Michael Jackson fans will have limited access to the cemetery where the singer is interred on the first anniversary of his death, US authorities have said.
Fans will be able to pay their respects in the grounds of California's Forest Lawn cemetery, but not at the mausoleum where the pop star was laid to rest.
"They will be viewing it from a distance," police officer Tom Lorenz told the Los Angeles Times.
Jackson died of a cardiac arrest at his home on 25 June last year.
His death was ruled as homicide, largely as a result of the powerful anaesthetic drug Propofol.
Jackson's doctor, Conrad Murray has denied a charge of involuntary manslaughter over the singer's death.
Sgt Lorenz said: "We understand that Forest Lawn is working with the Jackson family for some kind of commemoration.
"We will be working closely with Forest Lawn to ensure the safety of those who want to pay their respects to Michael Jackson while ensuring the safety of others who are coming to the cemetery to pay respects to their loved ones," he added.

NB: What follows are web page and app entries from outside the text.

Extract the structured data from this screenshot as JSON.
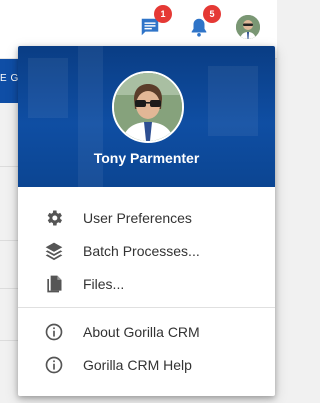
{
  "topbar": {
    "messages_badge": "1",
    "notifications_badge": "5"
  },
  "background": {
    "partial_text": "E GI"
  },
  "user_menu": {
    "user_name": "Tony Parmenter",
    "items": [
      {
        "label": "User Preferences",
        "icon": "gear-icon"
      },
      {
        "label": "Batch Processes...",
        "icon": "layers-icon"
      },
      {
        "label": "Files...",
        "icon": "file-icon"
      }
    ],
    "help_items": [
      {
        "label": "About Gorilla CRM",
        "icon": "info-icon"
      },
      {
        "label": "Gorilla CRM Help",
        "icon": "info-icon"
      }
    ]
  },
  "colors": {
    "header_blue": "#0f4ea3",
    "badge_red": "#e53935",
    "icon_gray": "#555555"
  }
}
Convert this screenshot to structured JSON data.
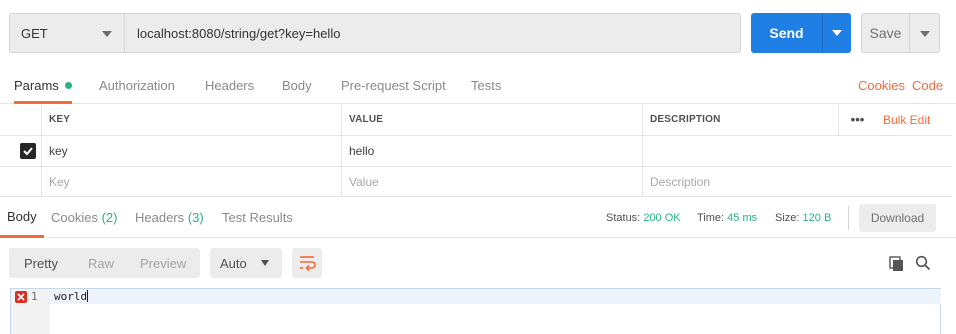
{
  "request": {
    "method": "GET",
    "url": "localhost:8080/string/get?key=hello",
    "send_label": "Send",
    "save_label": "Save"
  },
  "request_tabs": [
    {
      "label": "Params",
      "active": true,
      "indicator": "green-dot"
    },
    {
      "label": "Authorization"
    },
    {
      "label": "Headers"
    },
    {
      "label": "Body"
    },
    {
      "label": "Pre-request Script"
    },
    {
      "label": "Tests"
    }
  ],
  "request_links": {
    "cookies": "Cookies",
    "code": "Code"
  },
  "params": {
    "headers": {
      "key": "KEY",
      "value": "VALUE",
      "description": "DESCRIPTION"
    },
    "more_label": "•••",
    "bulk_edit": "Bulk Edit",
    "rows": [
      {
        "checked": true,
        "key": "key",
        "value": "hello",
        "description": ""
      }
    ],
    "placeholder": {
      "key": "Key",
      "value": "Value",
      "description": "Description"
    }
  },
  "response_tabs": {
    "body": "Body",
    "cookies": "Cookies",
    "cookies_count": "(2)",
    "headers": "Headers",
    "headers_count": "(3)",
    "test_results": "Test Results"
  },
  "response_meta": {
    "status_label": "Status:",
    "status_value": "200 OK",
    "time_label": "Time:",
    "time_value": "45 ms",
    "size_label": "Size:",
    "size_value": "120 B",
    "download_label": "Download"
  },
  "response_toolbar": {
    "formats": [
      "Pretty",
      "Raw",
      "Preview"
    ],
    "active_format": "Pretty",
    "mode": "Auto"
  },
  "editor": {
    "line_number": "1",
    "content": "world"
  },
  "colors": {
    "accent_orange": "#f26b3a",
    "send_blue": "#1f7fe5",
    "status_green": "#26b47f",
    "error_red": "#d93025"
  }
}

Plans are expected to be finalised by the end of this week.
The city of Los Angeles has no plans to issue special permits for access to the cemetery which would allow streets to be closed off and the sale of memorabilia.
The singer was buried at a ceremony in September which was seen on television, while fans were largely kept away from the cemetery grounds.
Jackson is due to be posthumously inducted into the Apollo Legends Hall of Fame at a ceremony in New York on 14 June.
The singer, along with his brothers, won a talent show at the New York theatre in 1967, which led to the Jackson Five being signed to Motown Records.